The reason I don’t take pictures of the inside of my house is not because more often than not it’s messier than I’d prefer. Though clutter and prolonged disarray still drives me nuts at certain times, I’ve mostly gotten used to things like an extra old and needing tuned piano sitting in the living room from someone giving us one before moving. I don’t like taking pictures inside because most of the time the lighting looks dingy to me.
Come evening though, the sunset fixes this. For about a half an hour in the pre-dusk time frame, the light is far enough down to make into the northwest facing window. At the same time the sun is still high enough to light up the trees on the other side of the house. It was during this time when I sat down, and thoughtlessly stared out of both of the side windows. Dad and the kids were gone for the evening at a family supper. I normally go to the family gatherings, but tonight I asked to stay home and be alone, to be able to work on sorting and cleaning in the quiet time and space.
I stared out the windows until the thoughts came back.

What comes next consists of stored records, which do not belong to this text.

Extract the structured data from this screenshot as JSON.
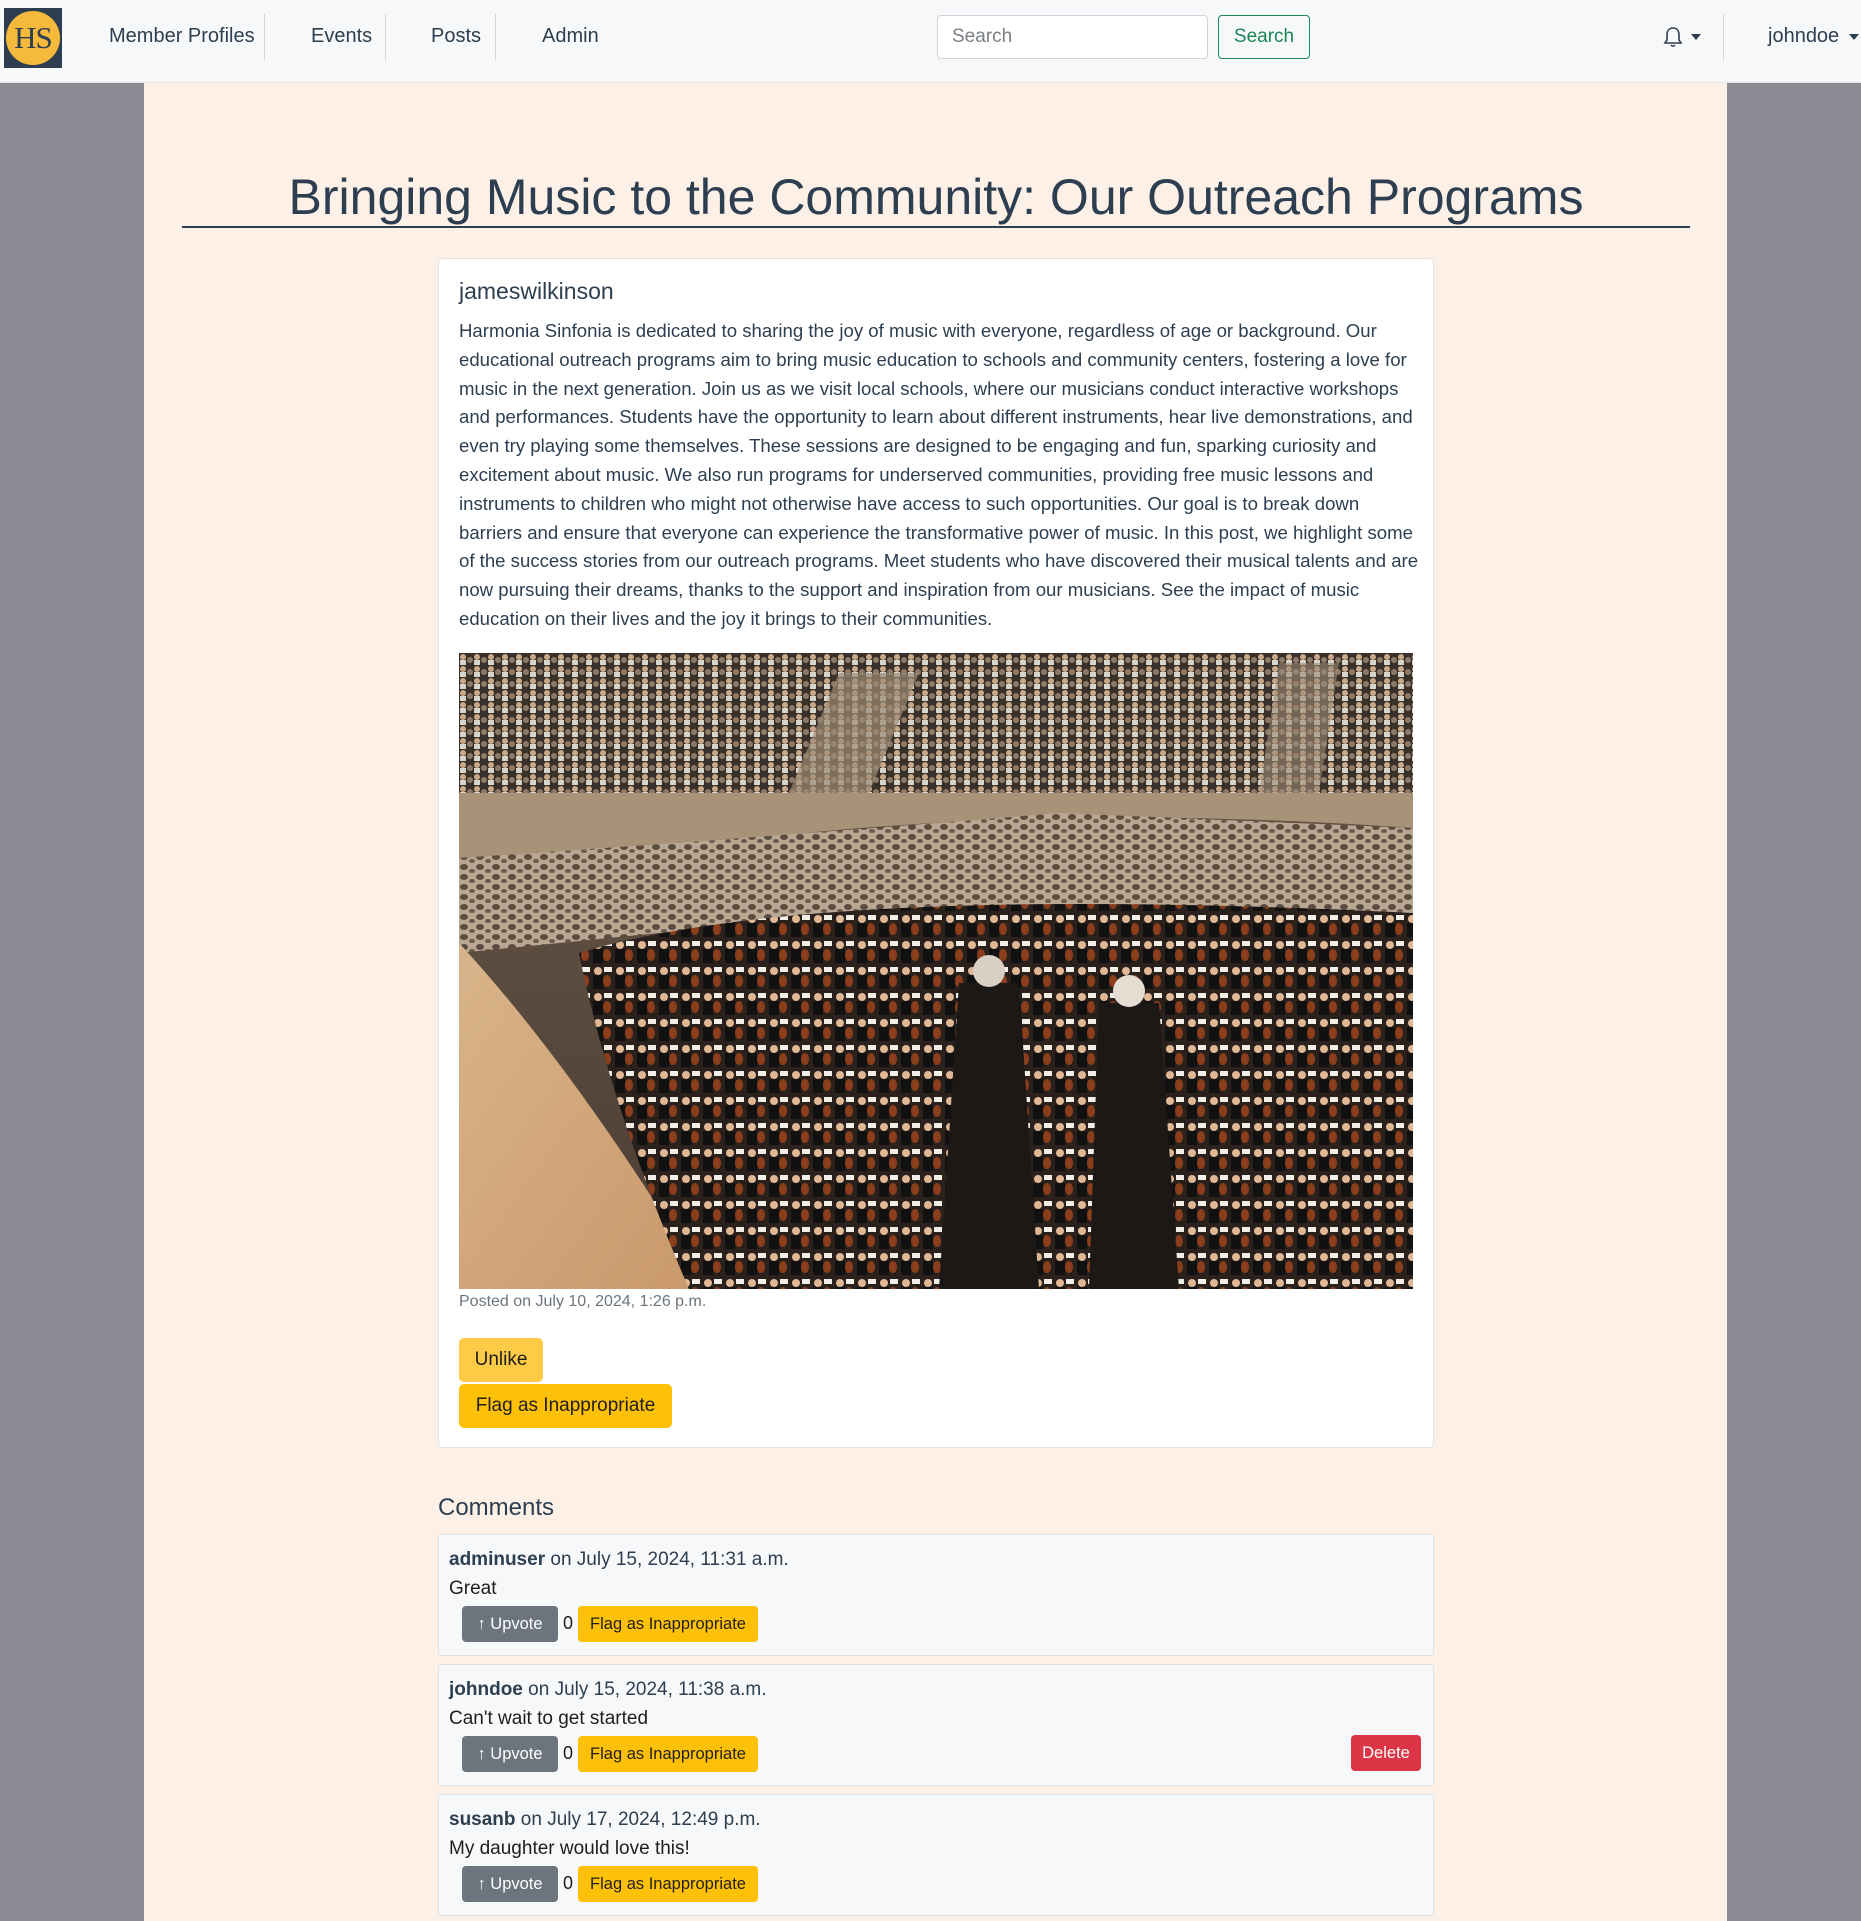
{
  "navbar": {
    "logo_text": "HS",
    "links": [
      "Member Profiles",
      "Events",
      "Posts",
      "Admin"
    ],
    "search_placeholder": "Search",
    "search_button": "Search",
    "username": "johndoe",
    "notifications_icon": "bell-icon"
  },
  "post": {
    "title": "Bringing Music to the Community: Our Outreach Programs",
    "author": "jameswilkinson",
    "body": "Harmonia Sinfonia is dedicated to sharing the joy of music with everyone, regardless of age or background. Our educational outreach programs aim to bring music education to schools and community centers, fostering a love for music in the next generation. Join us as we visit local schools, where our musicians conduct interactive workshops and performances. Students have the opportunity to learn about different instruments, hear live demonstrations, and even try playing some themselves. These sessions are designed to be engaging and fun, sparking curiosity and excitement about music. We also run programs for underserved communities, providing free music lessons and instruments to children who might not otherwise have access to such opportunities. Our goal is to break down barriers and ensure that everyone can experience the transformative power of music. In this post, we highlight some of the success stories from our outreach programs. Meet students who have discovered their musical talents and are now pursuing their dreams, thanks to the support and inspiration from our musicians. See the impact of music education on their lives and the joy it brings to their communities.",
    "posted": "Posted on July 10, 2024, 1:26 p.m.",
    "unlike_label": "Unlike",
    "flag_label": "Flag as Inappropriate"
  },
  "comments": {
    "heading": "Comments",
    "upvote_label": "↑ Upvote",
    "flag_label": "Flag as Inappropriate",
    "delete_label": "Delete",
    "items": [
      {
        "user": "adminuser",
        "date": " on July 15, 2024, 11:31 a.m.",
        "text": "Great",
        "votes": "0"
      },
      {
        "user": "johndoe",
        "date": " on July 15, 2024, 11:38 a.m.",
        "text": "Can't wait to get started",
        "votes": "0"
      },
      {
        "user": "susanb",
        "date": " on July 17, 2024, 12:49 p.m.",
        "text": "My daughter would love this!",
        "votes": "0"
      }
    ]
  }
}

When they did, I picked up the book beside me and opened to a picture of ginger on a cutting board. It came from a book that I’d bought for my daughter for our first full school year of homeschooling. I’d picked out books, or “electives”, for each of the older kids, with each book containing way more pages and projects than I could ever individually get to with each of the children in a year. Though they didn’t get used in the way I imagined, they do get used, and even used by the kids. Though always somewhat tainted with the stain of pain and longing, it still brings me joy to sit down and look at them.

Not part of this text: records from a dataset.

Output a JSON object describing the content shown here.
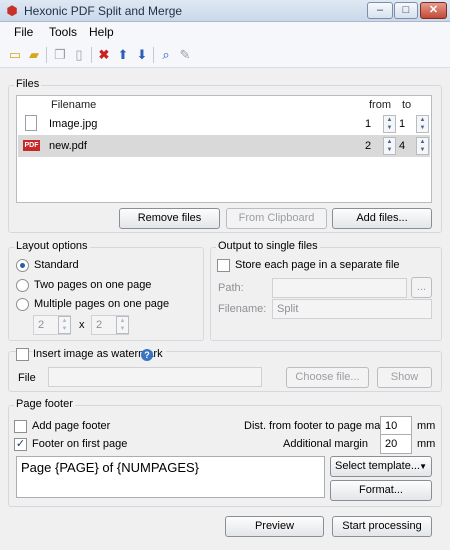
{
  "window": {
    "title": "Hexonic PDF Split and Merge",
    "app_icon": "hexagon-icon",
    "minimize_glyph": "–",
    "maximize_glyph": "□",
    "close_glyph": "✕"
  },
  "menu": [
    "File",
    "Tools",
    "Help"
  ],
  "toolbar": {
    "icons": [
      "new-icon",
      "open-folder-icon",
      "copy-icon",
      "paste-icon",
      "delete-icon",
      "move-up-icon",
      "move-down-icon",
      "search-icon",
      "edit-icon"
    ],
    "glyphs": {
      "new": "▭",
      "open": "▰",
      "copy": "❐",
      "paste": "▯",
      "delete": "✖",
      "up": "⬆",
      "down": "⬇",
      "search": "⌕",
      "edit": "✎"
    }
  },
  "files": {
    "group_label": "Files",
    "columns": {
      "filename": "Filename",
      "from": "from",
      "to": "to"
    },
    "rows": [
      {
        "icon": "blank-file-icon",
        "name": "Image.jpg",
        "from": "1",
        "to": "1",
        "selected": false
      },
      {
        "icon": "pdf-file-icon",
        "name": "new.pdf",
        "from": "2",
        "to": "4",
        "selected": true
      }
    ],
    "pdf_badge": "PDF",
    "buttons": {
      "remove": "Remove files",
      "clipboard": "From Clipboard",
      "add": "Add files..."
    }
  },
  "layout_options": {
    "group_label": "Layout options",
    "options": [
      "Standard",
      "Two pages on one page",
      "Multiple pages on one page"
    ],
    "selected": "Standard",
    "cols": "2",
    "rows": "2",
    "times": "x"
  },
  "output": {
    "group_label": "Output to single files",
    "store_label": "Store each page in a separate file",
    "path_label": "Path:",
    "path_value": "",
    "browse_label": "...",
    "filename_label": "Filename:",
    "filename_value": "Split"
  },
  "watermark": {
    "checkbox_label": "Insert image as watermark",
    "file_label": "File",
    "file_value": "",
    "choose_label": "Choose file...",
    "show_label": "Show",
    "help_glyph": "?"
  },
  "footer": {
    "group_label": "Page footer",
    "add_label": "Add page footer",
    "add_checked": false,
    "first_label": "Footer on first page",
    "first_checked": true,
    "check_glyph": "✓",
    "dist_label": "Dist. from footer to page margin",
    "dist_value": "10",
    "dist_unit": "mm",
    "margin_label": "Additional margin",
    "margin_value": "20",
    "margin_unit": "mm",
    "text": "Page {PAGE} of {NUMPAGES}",
    "template_label": "Select template...",
    "format_label": "Format..."
  },
  "actions": {
    "preview": "Preview",
    "start": "Start processing"
  },
  "spin_up": "▲",
  "spin_down": "▼",
  "combo_arrow": "▼"
}
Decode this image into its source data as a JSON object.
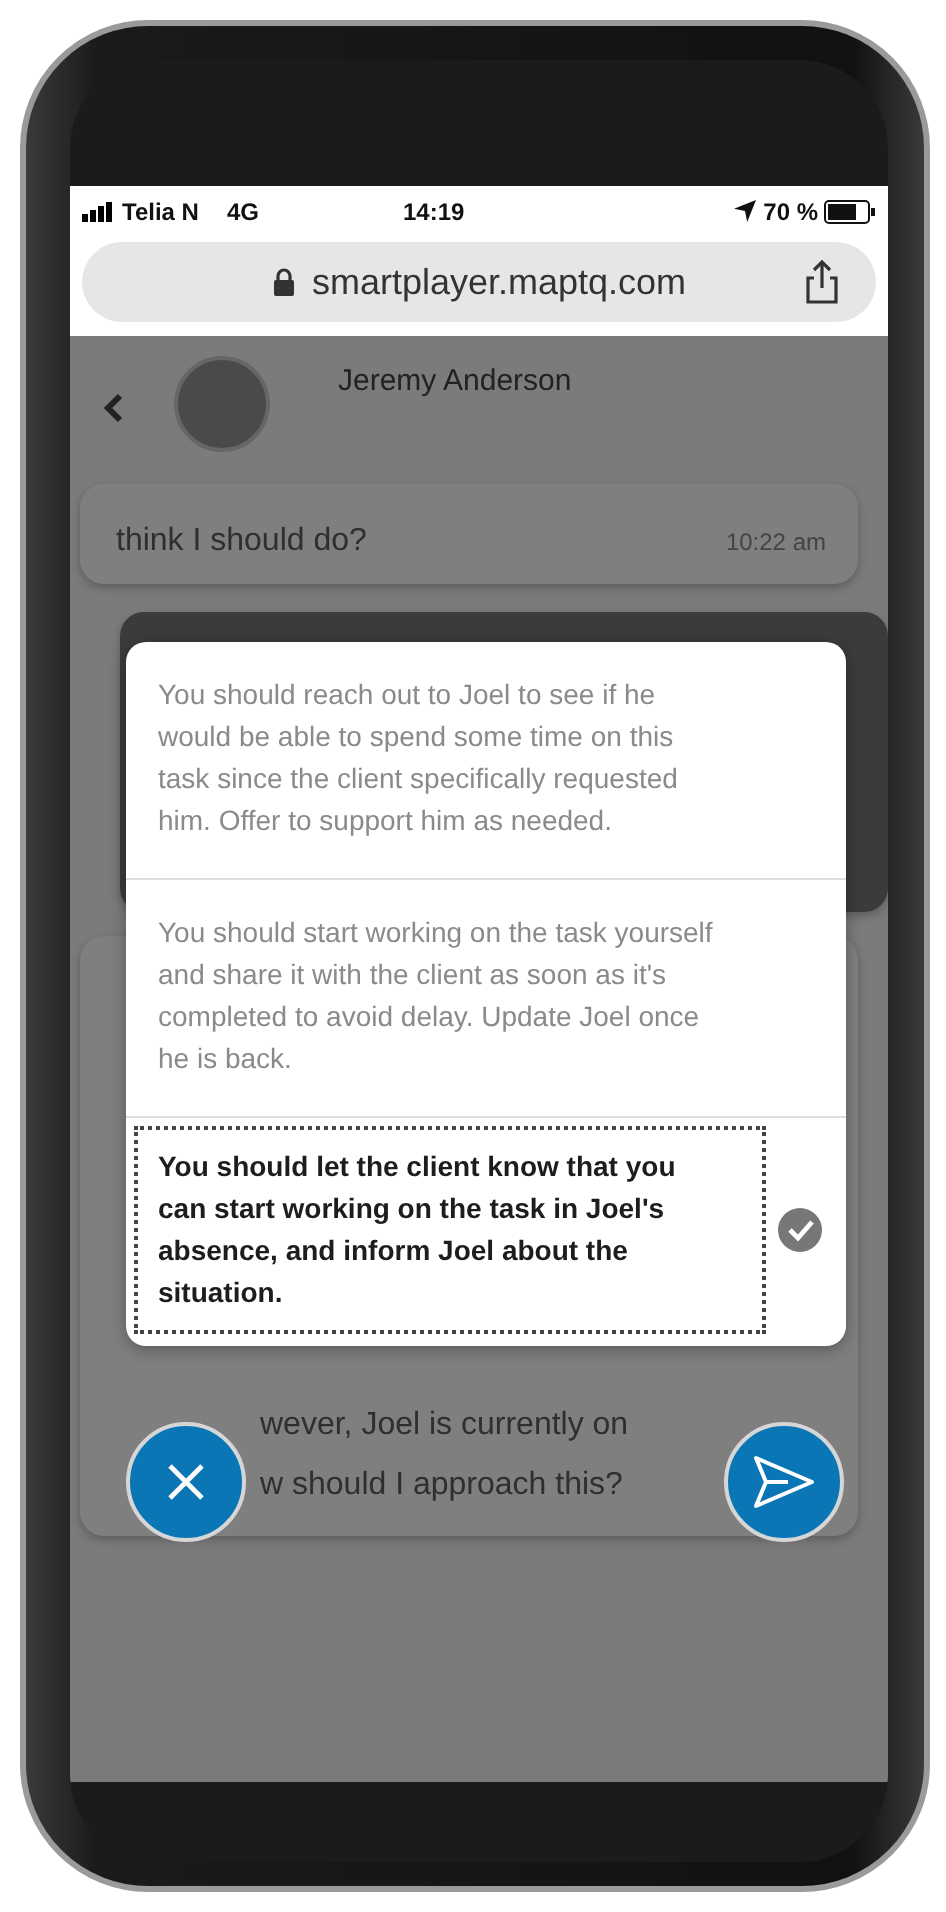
{
  "status_bar": {
    "carrier": "Telia N",
    "network": "4G",
    "time": "14:19",
    "battery": "70 %"
  },
  "browser": {
    "url": "smartplayer.maptq.com"
  },
  "chat": {
    "contact": "Jeremy Anderson",
    "messages": [
      {
        "kind": "incoming",
        "lines": [
          "think I should do?"
        ],
        "time": "10:22 am"
      },
      {
        "kind": "dark"
      },
      {
        "kind": "covered",
        "lines": [
          "wever, Joel is currently on",
          "w should I approach this?"
        ]
      }
    ]
  },
  "options": [
    {
      "text": "You should reach out to Joel to see if he would be able to spend some time on this task since the client specifically requested him. Offer to support him as needed.",
      "selected": false
    },
    {
      "text": "You should start working on the task yourself and share it with the client as soon as it's completed to avoid delay. Update Joel once he is back.",
      "selected": false
    },
    {
      "text": "You should let the client know that you can start working on the task in Joel's absence, and inform Joel about the situation.",
      "selected": true
    }
  ]
}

When I got up from the couch I got down on the floor and started sorting papers and last year’s school books, making piles of books I’m still keeping and old used workbooks that can now be stacked and thrown away. I came across an envelope that my aunt had sent me from a time when she too had been sorting through stuff. In the envelope were pictures that I didn’t know what to do with either. There was also a funny thank-you note from me and my sisters for a time when she’d taken us all to Cape Cod. We thanked her for the trip, but most memorable apparently, were the late night talks we’d had in the motel. I’d forgotten that two big things I’d learned from her on that trip were “happiness is a choice” and “don’t sweat the small stuff”.
I remember thinking my aunt’s advice always sounded so secular. Weren’t we all supposed to be trusting in the Lord or casting all of our cares on Jesus? I have always struggled to like the word “choice”, as it implies we have control over things in a world where there are way too many things that are out of our control. It seems to me now like the perfect advice. Not only does the small stuff often bring happiness, I like it that happiness isn’t just something we can want but not have, but something we can choose.